» **YOUR ASSIGNMENT**
Search the data below for the string "Morph" and copy all lines where it shows up.

========================================

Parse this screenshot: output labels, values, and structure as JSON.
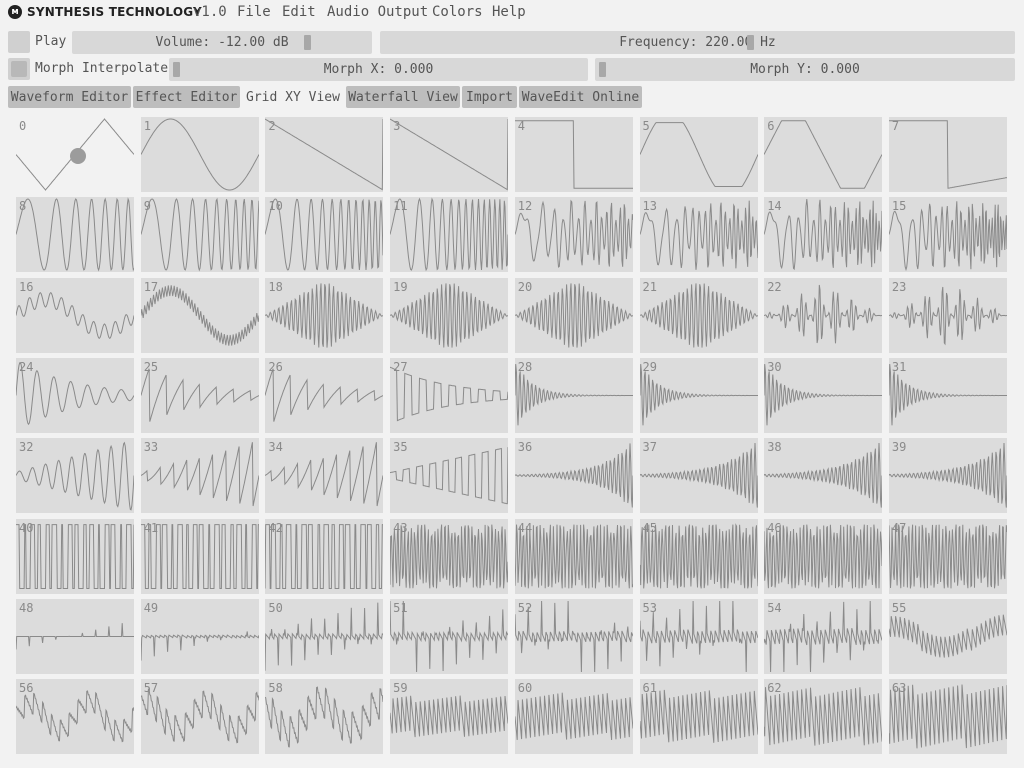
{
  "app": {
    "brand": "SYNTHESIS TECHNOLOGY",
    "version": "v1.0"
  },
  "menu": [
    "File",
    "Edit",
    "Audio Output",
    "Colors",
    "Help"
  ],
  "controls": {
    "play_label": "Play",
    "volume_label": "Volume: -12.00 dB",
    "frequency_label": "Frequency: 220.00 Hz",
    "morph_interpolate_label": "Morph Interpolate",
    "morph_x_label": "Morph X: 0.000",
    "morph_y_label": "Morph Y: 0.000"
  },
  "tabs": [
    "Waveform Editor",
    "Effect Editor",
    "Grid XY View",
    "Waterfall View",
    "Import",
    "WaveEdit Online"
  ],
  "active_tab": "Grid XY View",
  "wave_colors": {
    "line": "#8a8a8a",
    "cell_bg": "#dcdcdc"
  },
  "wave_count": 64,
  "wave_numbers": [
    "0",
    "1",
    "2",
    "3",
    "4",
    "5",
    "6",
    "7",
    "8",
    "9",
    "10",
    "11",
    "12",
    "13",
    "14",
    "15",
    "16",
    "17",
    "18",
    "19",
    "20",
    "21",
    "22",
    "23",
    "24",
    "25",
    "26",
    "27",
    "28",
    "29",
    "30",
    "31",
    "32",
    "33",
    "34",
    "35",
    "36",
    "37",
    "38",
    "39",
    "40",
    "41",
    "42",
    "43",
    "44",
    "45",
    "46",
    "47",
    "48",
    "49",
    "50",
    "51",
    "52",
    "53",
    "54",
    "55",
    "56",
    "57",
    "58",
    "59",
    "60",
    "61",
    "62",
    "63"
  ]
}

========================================

» **FINISHED EXERCISE**
    "morph_interpolate_label": "Morph Interpolate",
    "morph_x_label": "Morph X: 0.000",
    "morph_y_label": "Morph Y: 0.000"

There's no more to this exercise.